Search the records for the string "エリア情報更新" and copy every line in which it appears.
Segment Start: EXERCISE DATA
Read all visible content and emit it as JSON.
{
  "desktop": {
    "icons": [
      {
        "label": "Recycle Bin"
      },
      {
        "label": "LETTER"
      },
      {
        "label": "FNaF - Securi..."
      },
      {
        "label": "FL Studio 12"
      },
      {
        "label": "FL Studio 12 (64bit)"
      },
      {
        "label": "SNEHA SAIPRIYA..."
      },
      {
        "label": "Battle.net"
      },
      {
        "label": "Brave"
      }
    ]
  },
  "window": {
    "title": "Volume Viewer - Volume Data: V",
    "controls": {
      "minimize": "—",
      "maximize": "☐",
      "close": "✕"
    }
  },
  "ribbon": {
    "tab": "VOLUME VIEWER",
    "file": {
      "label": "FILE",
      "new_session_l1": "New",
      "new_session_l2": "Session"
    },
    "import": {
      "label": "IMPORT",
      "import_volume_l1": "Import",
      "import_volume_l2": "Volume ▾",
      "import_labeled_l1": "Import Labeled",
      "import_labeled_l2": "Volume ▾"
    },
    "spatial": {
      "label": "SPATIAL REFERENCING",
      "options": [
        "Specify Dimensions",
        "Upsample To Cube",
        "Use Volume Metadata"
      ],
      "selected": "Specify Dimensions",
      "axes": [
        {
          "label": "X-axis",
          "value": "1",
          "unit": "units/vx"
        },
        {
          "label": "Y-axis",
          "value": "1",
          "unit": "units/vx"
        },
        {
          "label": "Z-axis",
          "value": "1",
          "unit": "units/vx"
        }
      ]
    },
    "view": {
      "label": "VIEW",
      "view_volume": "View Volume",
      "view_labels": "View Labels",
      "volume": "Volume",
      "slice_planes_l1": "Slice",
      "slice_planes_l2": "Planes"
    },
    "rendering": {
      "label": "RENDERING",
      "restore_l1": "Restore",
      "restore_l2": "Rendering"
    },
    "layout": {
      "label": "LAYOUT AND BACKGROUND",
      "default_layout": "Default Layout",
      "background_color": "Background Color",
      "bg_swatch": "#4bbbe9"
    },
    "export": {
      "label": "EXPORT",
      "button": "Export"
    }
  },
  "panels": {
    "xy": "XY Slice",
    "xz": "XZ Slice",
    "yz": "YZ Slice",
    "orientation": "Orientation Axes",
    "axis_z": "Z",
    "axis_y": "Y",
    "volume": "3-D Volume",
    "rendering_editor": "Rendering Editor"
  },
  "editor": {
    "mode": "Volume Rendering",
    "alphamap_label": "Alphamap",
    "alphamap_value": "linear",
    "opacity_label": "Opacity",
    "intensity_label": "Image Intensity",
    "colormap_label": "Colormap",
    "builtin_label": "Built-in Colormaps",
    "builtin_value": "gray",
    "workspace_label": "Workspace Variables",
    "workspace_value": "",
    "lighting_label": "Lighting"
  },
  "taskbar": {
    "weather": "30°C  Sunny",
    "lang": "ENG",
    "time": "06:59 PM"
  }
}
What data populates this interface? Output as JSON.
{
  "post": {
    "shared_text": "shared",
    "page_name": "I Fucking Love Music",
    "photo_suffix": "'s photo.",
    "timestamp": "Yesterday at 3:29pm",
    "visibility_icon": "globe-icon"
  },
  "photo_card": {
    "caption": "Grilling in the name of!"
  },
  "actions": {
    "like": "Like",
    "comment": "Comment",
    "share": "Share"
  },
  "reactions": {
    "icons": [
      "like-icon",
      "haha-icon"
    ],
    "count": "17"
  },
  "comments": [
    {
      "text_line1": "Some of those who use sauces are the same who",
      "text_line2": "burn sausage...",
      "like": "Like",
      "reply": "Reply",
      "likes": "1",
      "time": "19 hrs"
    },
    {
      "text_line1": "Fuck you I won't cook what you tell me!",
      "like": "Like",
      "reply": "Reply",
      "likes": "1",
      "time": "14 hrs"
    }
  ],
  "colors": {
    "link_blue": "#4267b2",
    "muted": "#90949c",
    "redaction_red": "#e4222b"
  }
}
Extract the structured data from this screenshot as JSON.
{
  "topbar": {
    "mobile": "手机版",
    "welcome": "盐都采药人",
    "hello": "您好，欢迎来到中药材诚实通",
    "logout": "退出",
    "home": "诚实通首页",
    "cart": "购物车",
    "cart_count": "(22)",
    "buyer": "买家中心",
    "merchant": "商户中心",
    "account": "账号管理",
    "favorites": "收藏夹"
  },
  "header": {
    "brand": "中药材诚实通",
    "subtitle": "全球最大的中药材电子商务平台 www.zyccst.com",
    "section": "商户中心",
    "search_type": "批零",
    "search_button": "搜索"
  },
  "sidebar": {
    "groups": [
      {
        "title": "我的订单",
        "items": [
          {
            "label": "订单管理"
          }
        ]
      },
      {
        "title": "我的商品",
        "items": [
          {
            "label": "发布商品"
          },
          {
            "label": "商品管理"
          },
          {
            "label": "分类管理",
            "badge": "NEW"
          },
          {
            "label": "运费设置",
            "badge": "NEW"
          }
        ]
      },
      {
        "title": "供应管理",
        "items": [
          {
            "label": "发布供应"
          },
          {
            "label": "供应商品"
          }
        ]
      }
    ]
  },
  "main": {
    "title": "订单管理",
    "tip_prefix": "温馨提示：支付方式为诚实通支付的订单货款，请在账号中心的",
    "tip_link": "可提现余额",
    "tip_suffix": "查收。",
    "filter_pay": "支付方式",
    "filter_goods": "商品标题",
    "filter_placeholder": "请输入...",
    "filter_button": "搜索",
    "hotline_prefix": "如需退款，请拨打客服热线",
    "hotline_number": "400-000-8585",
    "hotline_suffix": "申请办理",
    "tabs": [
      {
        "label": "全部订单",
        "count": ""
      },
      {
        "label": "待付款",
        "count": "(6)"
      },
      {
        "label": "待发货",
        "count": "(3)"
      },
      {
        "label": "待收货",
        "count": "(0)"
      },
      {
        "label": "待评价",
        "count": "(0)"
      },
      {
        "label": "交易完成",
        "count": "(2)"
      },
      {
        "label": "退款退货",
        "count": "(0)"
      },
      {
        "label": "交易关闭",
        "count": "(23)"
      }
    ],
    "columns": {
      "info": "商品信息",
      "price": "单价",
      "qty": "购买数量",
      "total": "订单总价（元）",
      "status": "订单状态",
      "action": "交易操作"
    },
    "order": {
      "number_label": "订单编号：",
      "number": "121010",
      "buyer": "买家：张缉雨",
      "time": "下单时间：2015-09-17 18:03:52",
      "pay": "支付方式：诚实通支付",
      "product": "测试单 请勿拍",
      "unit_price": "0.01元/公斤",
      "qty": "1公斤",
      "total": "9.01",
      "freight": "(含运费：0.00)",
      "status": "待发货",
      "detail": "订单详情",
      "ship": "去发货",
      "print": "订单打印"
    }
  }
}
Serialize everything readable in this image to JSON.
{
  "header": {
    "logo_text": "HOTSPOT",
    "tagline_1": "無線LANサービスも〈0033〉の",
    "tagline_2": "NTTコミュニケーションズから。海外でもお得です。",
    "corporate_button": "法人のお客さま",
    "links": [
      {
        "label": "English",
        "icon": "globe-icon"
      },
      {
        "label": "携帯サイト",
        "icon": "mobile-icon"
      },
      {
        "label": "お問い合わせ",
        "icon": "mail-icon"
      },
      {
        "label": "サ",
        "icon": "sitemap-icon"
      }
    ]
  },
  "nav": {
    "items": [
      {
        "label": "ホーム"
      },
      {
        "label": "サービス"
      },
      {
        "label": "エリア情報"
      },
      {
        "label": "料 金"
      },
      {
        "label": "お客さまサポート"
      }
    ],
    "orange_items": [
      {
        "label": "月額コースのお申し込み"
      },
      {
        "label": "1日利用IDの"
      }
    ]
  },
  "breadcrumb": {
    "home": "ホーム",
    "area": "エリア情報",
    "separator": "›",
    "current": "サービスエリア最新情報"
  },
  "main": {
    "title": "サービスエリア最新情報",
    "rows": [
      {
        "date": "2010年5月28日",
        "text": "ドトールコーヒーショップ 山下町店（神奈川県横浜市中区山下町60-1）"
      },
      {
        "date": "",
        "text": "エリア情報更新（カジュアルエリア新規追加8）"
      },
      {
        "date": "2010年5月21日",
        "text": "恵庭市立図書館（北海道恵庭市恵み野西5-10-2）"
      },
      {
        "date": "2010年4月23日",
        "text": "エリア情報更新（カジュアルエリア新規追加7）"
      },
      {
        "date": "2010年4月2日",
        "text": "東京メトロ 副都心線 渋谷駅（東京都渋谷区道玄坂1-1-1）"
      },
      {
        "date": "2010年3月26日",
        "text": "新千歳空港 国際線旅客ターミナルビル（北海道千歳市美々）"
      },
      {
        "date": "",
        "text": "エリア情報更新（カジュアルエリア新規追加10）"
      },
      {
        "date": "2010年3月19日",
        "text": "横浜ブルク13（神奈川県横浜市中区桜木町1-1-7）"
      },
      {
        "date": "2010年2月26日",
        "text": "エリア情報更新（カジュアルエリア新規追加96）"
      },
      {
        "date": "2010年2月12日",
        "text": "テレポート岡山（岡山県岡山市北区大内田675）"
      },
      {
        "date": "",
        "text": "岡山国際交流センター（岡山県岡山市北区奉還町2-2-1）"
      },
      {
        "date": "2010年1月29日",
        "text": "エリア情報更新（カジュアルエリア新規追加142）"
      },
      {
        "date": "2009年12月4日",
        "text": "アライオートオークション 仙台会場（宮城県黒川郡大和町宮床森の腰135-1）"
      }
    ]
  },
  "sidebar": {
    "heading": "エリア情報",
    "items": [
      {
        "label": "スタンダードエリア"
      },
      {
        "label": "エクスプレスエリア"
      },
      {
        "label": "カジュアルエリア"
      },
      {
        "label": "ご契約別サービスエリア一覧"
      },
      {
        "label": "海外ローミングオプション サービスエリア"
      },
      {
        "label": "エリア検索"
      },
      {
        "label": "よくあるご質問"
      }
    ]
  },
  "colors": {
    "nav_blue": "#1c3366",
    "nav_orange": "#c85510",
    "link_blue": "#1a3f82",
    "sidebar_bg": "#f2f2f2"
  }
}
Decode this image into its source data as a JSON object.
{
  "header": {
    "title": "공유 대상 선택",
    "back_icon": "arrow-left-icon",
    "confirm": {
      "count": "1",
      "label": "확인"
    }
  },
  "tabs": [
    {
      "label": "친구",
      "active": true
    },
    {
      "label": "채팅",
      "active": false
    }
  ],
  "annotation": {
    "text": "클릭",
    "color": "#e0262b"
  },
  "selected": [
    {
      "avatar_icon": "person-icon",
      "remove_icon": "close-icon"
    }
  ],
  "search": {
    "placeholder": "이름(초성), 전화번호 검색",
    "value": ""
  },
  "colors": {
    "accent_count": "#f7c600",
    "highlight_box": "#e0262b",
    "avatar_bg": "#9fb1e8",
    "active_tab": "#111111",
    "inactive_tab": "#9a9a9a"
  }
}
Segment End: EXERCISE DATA
OUTPUT:
        "text": "エリア情報更新（カジュアルエリア新規追加8）"
        "text": "エリア情報更新（カジュアルエリア新規追加7）"
        "text": "エリア情報更新（カジュアルエリア新規追加10）"
        "text": "エリア情報更新（カジュアルエリア新規追加96）"
        "text": "エリア情報更新（カジュアルエリア新規追加142）"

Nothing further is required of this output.